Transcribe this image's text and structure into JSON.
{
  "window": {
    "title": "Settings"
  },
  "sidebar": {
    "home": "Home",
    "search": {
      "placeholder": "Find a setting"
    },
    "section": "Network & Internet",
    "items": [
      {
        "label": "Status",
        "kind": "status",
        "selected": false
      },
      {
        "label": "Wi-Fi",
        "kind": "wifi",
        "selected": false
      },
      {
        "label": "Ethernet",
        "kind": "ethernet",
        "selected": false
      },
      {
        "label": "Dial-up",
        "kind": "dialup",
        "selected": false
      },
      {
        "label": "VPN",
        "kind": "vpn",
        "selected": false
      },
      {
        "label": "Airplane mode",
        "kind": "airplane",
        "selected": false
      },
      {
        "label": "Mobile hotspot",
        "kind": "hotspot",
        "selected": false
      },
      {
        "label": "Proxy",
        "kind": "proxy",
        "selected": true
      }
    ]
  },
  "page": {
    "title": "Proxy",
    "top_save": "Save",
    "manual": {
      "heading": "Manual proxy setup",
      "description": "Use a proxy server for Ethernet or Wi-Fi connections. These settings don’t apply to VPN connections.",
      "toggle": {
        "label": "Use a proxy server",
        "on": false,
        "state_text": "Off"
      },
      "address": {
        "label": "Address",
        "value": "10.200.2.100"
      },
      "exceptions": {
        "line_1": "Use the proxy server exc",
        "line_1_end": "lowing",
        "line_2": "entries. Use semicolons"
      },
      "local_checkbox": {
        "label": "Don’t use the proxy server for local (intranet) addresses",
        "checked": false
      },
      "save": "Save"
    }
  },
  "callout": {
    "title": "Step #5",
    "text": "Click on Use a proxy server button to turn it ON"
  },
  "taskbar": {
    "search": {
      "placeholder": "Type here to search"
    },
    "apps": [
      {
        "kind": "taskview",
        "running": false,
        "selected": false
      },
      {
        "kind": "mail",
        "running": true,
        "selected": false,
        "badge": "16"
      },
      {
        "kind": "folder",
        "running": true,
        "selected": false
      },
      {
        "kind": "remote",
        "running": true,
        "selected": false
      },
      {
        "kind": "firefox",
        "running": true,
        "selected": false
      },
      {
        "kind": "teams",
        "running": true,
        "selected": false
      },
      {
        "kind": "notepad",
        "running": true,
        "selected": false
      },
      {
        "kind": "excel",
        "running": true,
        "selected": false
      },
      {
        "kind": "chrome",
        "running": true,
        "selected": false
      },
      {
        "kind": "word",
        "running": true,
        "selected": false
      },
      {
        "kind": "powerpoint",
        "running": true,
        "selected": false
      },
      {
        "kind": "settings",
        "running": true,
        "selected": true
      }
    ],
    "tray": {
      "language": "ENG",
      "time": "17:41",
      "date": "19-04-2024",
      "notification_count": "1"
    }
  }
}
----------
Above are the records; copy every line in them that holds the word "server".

      "description": "Use a proxy server for Ethernet or Wi-Fi connections. These settings don’t apply to VPN connections.",
        "label": "Use a proxy server",
        "line_1": "Use the proxy server exc",
        "label": "Don’t use the proxy server for local (intranet) addresses",
    "text": "Click on Use a proxy server button to turn it ON"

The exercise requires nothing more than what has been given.